The Baja is a true desert endurance race, testing both man and machine for 849 miles on some of the most challenging terrain in existence. A truck must be incredibly tough just to survive the washed-out roads and varied lands of the Baja.
Toyota took a huge risk when they entered their Tundra in this year's race. Luckily, they didn't suck. They finished 69th out of 131 finishers overall, and first in the Full Stock class.
This is the kind of real-world performance tests manufacturers should do more of in racing. I don't want a 911 just because it looks pretty. I want one because I know the race car's fast. The same logic should apply to trucks.
"Of course this is a worthy tow beast! It survived the Baja!"
While the Toyota TS040 deserves at least a mention on this list for proving to be a worthy nemesis to upend years of Audi LMP1 domination, no car has done quite as much to make people care about the World Endurance Championship as the Porsche 919.
You see, geeks like me are always going to gravitate towards the WEC because it's like a full year of mini-Le Manses and bringing the same cars I watch run for a continuous day in June to race all around the world is simply wonderful. Until this year, though, the WEC has always seemed like an also-ran in the world of racing, despite being featuring crazier technology than Formula One and being the highest echelon of sportscar endurance racing.
Enter the Porsche 919, and the wave of publicity it brought with it. Endurance racing is simply where Porsche belongs, and by making their highly publicized return, they've brought a newfound wave of enthusiasm with them.
The 919 gave popular ex-Formula One driver Mark Webber a place to run, bringing much of his fanbase with him to WEC. We finally got to see Webber unfettered by Red Bull's team orders and given the chance to succeed on his own merits.

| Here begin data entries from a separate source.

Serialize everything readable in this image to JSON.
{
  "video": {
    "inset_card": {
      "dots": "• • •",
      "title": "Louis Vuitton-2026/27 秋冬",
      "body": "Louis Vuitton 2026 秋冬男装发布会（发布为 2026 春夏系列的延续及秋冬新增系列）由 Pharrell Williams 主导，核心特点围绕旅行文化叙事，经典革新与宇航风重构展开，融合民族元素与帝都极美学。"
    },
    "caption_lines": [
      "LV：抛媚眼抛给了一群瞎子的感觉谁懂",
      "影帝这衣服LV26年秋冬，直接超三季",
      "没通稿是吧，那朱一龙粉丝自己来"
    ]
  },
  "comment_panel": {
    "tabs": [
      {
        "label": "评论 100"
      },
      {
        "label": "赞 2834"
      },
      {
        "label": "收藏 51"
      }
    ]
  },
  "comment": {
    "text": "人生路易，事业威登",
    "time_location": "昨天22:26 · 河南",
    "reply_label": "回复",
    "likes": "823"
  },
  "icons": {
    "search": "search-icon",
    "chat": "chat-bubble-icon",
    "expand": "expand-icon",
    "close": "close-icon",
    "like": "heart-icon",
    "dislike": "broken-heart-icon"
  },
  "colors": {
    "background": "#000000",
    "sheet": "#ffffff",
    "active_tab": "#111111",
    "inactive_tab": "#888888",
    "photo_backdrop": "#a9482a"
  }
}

Furthermore, the car was good. Porsche led Le Mans for much of the race this year, only to have a heartbreaking mechanical problem drop both cars out of contention at the very end. Still, having another on-pace LMP1 team in the mix made the entire race a nail-biter from start to finish.
What once was an under-publicized series now has the attention of manufacturers like Nissan and Ferrari who are floating around the idea of entering an LMP1 prototype, both at Le Mans and for the whole season. Some teams who didn't feel as if they found a home in the ALMS-Grand Am merger have jumped ship to the WEC as well, and now we've got Patrick Dempsey and Patrick Long making a high-profile commitment to run the series.
Toyota may be the OG nemesis to the dominant Audis at this point, but the 919 got the world to take notice.
We may soon see a full schedule's worth of races where multiple manufacturers are contending for the top prize in Le Mans prototype racing, and the world is a better place for it. I don't think the WEC's going to stay an also-ran for long.
Technically, this would be an eleventh car on the list, but I don't care. It's the most important one.
I don't care what you have or how you race it. It doesn't matter if you're one of the lucky professionals reading this article or a kid who autocrosses your mom's Corolla. I'm thankful that you're out there racing. You enterprising nuts keep our vehicular playgrounds open by participating in and volunteering with race events of all kinds across the globe.
I'm glad you're here.
What race cars are you thankful for? Let us know in the comments below.
Photo credits: Getty Images (Williams top shot, Williams livery, 919 motion shot, Corvette C7.R, Fiesta RS WRC, Wayne Taylor Racing DP), Mazda (MX-5 Cup), Nameless Performance (GT-86), Toyota (Baja Tundra)